* _What you will do_: The result should be every line of the listing that holds the word "company".
※ ※ ※
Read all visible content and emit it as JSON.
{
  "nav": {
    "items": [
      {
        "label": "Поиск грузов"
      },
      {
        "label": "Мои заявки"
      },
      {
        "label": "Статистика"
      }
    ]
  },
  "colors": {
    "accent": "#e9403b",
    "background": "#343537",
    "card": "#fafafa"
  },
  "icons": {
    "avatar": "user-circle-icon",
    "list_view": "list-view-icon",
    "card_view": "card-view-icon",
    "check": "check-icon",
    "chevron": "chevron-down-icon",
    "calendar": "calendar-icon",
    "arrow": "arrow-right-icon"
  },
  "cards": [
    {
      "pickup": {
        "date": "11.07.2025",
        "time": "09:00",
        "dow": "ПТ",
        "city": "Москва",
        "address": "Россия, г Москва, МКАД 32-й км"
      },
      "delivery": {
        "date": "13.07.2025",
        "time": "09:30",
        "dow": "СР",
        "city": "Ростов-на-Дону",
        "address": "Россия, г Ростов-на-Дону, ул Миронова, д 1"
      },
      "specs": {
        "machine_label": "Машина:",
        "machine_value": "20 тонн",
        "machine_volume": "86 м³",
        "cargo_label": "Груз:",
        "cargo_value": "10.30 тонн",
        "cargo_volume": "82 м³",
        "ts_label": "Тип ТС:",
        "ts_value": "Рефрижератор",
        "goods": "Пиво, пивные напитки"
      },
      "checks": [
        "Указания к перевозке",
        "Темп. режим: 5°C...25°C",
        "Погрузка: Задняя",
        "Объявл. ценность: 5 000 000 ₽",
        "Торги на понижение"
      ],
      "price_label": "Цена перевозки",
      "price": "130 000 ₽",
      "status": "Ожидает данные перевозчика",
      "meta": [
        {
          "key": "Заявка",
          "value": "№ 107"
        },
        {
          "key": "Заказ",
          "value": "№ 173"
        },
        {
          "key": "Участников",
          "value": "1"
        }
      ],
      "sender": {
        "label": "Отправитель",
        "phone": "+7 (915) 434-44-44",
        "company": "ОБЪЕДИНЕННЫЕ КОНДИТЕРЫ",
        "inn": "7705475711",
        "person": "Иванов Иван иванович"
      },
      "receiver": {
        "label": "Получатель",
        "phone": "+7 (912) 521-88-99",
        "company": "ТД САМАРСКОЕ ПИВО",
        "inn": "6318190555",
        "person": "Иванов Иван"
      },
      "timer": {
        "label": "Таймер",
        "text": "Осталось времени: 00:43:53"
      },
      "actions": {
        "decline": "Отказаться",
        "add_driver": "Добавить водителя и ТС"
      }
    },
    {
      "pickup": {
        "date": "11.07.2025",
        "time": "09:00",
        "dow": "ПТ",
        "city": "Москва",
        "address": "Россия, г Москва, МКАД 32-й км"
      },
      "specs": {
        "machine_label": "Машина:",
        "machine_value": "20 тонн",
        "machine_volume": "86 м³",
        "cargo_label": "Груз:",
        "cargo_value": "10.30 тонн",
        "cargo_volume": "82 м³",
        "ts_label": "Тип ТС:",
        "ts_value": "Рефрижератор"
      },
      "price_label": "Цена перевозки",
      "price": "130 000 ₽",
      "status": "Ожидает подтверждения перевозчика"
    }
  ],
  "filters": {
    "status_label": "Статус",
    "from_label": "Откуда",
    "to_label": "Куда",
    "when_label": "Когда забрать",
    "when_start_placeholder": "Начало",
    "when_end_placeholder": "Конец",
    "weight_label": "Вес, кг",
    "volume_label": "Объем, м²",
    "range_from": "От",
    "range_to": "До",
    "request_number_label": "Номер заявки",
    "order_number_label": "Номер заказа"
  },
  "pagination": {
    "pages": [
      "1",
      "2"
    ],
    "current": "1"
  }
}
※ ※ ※
* _Exercise output_:
        "company": "ОБЪЕДИНЕННЫЕ КОНДИТЕРЫ",
        "company": "ТД САМАРСКОЕ ПИВО",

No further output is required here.